## Your task
Below are entries. Pull out all lines containing "rule".

## Information provided
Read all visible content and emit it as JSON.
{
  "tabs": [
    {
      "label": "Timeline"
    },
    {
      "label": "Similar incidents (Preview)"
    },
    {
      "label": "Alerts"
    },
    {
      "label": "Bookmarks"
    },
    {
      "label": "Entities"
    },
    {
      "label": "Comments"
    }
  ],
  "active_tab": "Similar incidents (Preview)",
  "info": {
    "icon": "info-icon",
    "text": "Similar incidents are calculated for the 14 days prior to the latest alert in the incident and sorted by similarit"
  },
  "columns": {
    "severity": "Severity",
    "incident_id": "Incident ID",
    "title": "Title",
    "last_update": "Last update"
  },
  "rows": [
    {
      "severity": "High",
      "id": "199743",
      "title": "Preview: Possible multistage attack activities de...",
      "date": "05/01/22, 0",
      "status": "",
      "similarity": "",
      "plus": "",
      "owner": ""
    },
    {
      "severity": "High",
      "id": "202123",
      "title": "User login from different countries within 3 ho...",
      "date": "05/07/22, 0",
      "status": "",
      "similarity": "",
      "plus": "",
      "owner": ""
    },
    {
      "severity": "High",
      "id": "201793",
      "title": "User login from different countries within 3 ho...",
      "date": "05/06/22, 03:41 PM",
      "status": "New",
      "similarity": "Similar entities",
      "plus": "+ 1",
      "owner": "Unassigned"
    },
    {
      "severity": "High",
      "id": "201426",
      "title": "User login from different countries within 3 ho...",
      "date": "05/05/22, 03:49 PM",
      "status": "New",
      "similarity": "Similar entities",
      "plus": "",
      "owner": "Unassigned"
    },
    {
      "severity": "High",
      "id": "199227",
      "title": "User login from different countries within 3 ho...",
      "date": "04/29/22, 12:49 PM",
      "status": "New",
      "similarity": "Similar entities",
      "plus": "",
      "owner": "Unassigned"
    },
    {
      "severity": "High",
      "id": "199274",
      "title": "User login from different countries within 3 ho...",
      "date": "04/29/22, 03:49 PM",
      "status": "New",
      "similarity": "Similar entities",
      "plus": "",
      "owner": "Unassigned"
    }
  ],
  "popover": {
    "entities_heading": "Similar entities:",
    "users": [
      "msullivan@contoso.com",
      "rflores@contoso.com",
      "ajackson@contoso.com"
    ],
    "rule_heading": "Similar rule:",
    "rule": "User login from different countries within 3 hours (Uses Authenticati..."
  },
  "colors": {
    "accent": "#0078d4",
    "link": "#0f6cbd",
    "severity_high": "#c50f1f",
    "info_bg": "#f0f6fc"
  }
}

## Final answer
    "rule_heading": "Similar rule:",
    "rule": "User login from different countries within 3 hours (Uses Authenticati..."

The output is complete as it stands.